There are experts and editors who will defend oils to the death, but for me giving them up and now using them very sparingly has worked. If you’re experiencing any kind of acne right now, it can’t hurt to streamline your routine, ditch the oils and rich creams and see how you get on. As long as you’re supplementing with those hydrating ingredients I can all but guarantee it will help.

Amy Lawrenson is Editorial Director of beauty and wellness website Byrdie.co.uk.

The Magic Of Moisture

moisture_jo_

Dewy. Fresh. Quenched. Are those words that apply to your skin, or are you more: Thirsty. Parched. Sahara-dry…? If you fall into the latter category, welcome to the club, because it happens to us all: the sensation that our skin’s too tight for our face, the texture that resembles crêpe paper if we don’t keep slathering on creams, and perhaps even itching. Mostly, skin starts to dry out from 40 onwards, as soon as hormone levels start to drop. But in our modern, hermetically-sealed world, it’s a common skin woe at all ages: air-conditioned or centrally-heated air literally sucks the moisture out of skin. (And turning up of the thermostat at work and at home at this time of year just makes dry skin – as well as those heating bills – worse.)

Until fairly recently, I didn’t give my own dry face and body too much thought. Yes, my skin often feels like it’s a size 10 and I’m a size 12, and absorbs skin creams so greedily you can almost hear the slurping. But every so often, in my glamorous life as a beauty editor (in between taking tea with make-up artists, playing with next season’s colours and Eurostarring to Paris for fragrance launches, naturellement), I hear something that makes me do a double-take. There I was (at the St. Martin’s Lane Hotel, as it happens), listening to Lancaster cosmetics’ in-house skin boffin Professor Leonard Zastrow talking about sun damage, when he flashed up a slide that declared: ‘Dry skin is a cause of premature ageing’. Yes, I knew that the crêpe paperiness, the tautness and the thirstiness were a well-known sign of ageing – but a cause? I collared the professor, at the end, to ask for an explanation.

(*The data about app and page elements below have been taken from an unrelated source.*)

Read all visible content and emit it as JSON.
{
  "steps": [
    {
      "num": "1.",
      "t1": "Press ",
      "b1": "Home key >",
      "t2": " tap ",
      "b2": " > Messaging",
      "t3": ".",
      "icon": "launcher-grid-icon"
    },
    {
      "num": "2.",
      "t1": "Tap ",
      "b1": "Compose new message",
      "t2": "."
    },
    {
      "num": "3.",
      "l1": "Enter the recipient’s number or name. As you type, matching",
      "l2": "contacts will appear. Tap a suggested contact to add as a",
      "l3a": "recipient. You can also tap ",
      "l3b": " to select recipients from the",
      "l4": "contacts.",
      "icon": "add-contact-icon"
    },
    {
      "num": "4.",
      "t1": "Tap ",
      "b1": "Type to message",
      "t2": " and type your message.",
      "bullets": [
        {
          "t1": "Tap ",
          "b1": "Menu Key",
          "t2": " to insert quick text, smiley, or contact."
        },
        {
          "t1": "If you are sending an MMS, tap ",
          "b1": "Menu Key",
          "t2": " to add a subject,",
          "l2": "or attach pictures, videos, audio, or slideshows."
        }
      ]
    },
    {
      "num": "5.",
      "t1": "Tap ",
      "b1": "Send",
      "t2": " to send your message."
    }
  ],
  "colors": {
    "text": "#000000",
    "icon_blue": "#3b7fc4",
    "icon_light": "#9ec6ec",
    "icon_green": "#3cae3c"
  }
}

If you’re ready for the science bit, it goes like this. In well-hydrated skin, so the professor explained, the cells in our skin communicate efficiently. They tell each other to produce more elastin and more collagen (which gives skin its ‘bounce-back’ factor), and all the other good things skin needs. But when skin’s dry, there are gaps between the cells. (Under a microscope, those gaps look scarily like Grand Canyons.) There’s a communication breakdown. Cells aren’t getting the right message – so production of collagen and elastin slows. What’s more, in dry skin, cell turnover can slow down from 28 to 40 days. (Which explains why dry skin often = dull skin). The natural healing process is slower, too. And you know what? It’s a vicious circle: the drier our complexions, the more of that precious water escapes – because the all-important barrier (which keeps moisture in and irritants out) is impaired. Read More…